Here is the current HNQ, as a data point. I can generate an updated version of that at any time if needed.
The major concern I have with jumping to conclusions now is this is just one sample; PPCG could just be having a run lately, and since we're looking for problems (or in a "PPCG again??" mental state), we notice with a bit of confirmation bias. There might be some merit in the "too much weight on answer count" claim (note they're capped at 10, btw), but if that hypothesis is on the right track I think it's more than that: It's sites that attract a lot of high scored answers that gain a lot of weight here. So sites with that activity pattern would presumably tend to appear on the HNQ more. But we'd need to gather data to prove that activity pattern on these sites.
Also, there is a correlation between answer count and question score on average (all sites I checked are like this). Now this considers the average of all questions, so is a wider sample than the HNQ list and therefore may ignore some subtleties of HNQs, but that trend suggests the top half of that equation may increase more than intended, i.e.
AnswerCount are, on average, redundant with eachother. Plus, they're multiplied with each other, so it's a bit of an exponential bias.
All that said, first we should gather samples. A lot of them. Over the course of a few months (some past samples do exist). Table the discussion until then. I'm working on an HNQ tracking app and I'll post it here when I do.

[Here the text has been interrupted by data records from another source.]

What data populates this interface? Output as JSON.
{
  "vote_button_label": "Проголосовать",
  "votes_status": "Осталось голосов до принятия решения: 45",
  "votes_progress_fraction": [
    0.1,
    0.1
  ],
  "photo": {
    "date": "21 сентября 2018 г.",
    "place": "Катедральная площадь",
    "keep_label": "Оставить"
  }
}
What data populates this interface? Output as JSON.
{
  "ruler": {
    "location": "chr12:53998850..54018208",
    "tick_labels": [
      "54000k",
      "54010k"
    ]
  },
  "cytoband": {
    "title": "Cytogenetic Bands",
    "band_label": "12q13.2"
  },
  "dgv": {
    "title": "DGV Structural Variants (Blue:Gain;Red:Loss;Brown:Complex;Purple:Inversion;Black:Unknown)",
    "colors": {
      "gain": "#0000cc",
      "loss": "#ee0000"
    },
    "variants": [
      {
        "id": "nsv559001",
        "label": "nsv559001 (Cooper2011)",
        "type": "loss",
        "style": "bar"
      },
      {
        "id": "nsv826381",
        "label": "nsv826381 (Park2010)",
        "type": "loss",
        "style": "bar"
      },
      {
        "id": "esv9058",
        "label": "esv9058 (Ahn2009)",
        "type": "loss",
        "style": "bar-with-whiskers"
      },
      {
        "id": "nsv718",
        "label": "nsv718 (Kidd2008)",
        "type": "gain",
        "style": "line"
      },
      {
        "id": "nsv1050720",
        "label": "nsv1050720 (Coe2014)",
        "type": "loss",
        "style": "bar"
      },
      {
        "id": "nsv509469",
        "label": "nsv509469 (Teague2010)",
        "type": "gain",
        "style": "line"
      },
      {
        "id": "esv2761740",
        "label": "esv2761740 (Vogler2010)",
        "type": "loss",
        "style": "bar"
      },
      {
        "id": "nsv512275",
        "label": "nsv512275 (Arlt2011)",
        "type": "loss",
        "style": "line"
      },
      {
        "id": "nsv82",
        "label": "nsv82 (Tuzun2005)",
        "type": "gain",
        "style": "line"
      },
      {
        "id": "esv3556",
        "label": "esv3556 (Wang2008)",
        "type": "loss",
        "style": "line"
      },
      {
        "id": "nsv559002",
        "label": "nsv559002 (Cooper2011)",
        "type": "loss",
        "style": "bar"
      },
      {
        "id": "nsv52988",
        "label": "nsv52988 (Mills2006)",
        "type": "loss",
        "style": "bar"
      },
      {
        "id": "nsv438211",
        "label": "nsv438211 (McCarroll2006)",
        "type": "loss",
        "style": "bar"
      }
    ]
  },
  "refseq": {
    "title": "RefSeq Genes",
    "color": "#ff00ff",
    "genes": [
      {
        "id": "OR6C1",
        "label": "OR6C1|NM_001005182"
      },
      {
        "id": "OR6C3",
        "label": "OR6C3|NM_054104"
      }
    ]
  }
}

Personally, I don't think that adjusting the core formula is the correct approach. According to How do the "arbitrary hotness points" work on the new Stack Exchange home page?:
Succeeding questions from the same site are penalized by increasing amounts. So, the first question from SO in the list gets multiplied by 1.0, the second by 0.98, the third by 0.96, etc).
And also of course there is:
We make a per-site traffic adjustment so SO does not dominate the entire list.
So if tweaks were to be made I'd say keep the core formula the same, but:
- Increase the successive question penalty, and
- Possibly tweak traffic adjustments, because it could just be that some sites have simply outgrown their current weights.
(Additionally, it might be worth considering making the successive question penalty a per-site parameter rather than a global parameter, so it could be tweaked for certain sites... but I'm not 100% convinced that's the right idea in the big picture sense, it's just a thought.)
By the way, re this comment:
Too many code golf questions get on HNQ without having many upvotes -- they get them by being on HNQ. The hotness formula uses
MIN(AnswerCount, 10) * QScore, so having lots of answers effectively boosts the question score. And the
+ AnswerScore term lets a poorly voted question get by by having good or numerous answers. I think a better formula would also factor in close votes and downvotes directly.
I'm inclined to agree, at least my gut is, but we should consider this carefully, because there's a couple potential counterpoints here. In particular, playing a bit of devil's advocate on purpose just to make sure we're staying sane:
"Too many code golf questions get on HNQ without having many upvotes -- they get them by being on HNQ." -- Well, on the other hand, that's equally true for any question on the HNQ list, not just PPCG. Also, the questions got there without having many upvotes, that is, they got there. So whatever happens afterwards may help to keep them there, but doesn't have impact on them getting there in the first place.
"I think a better formula would also factor in close votes ..." -- Just FYI, close votes are "factored in" in a way: Closed questions are excluded from the HNQ list. So it's not a continuous factor, but as soon as the CV count reaches 5, the question is removed. So there's that.
I do not have enough information to make any conclusions or arguments in any direction, my intent is just to make sure we're considering this carefully.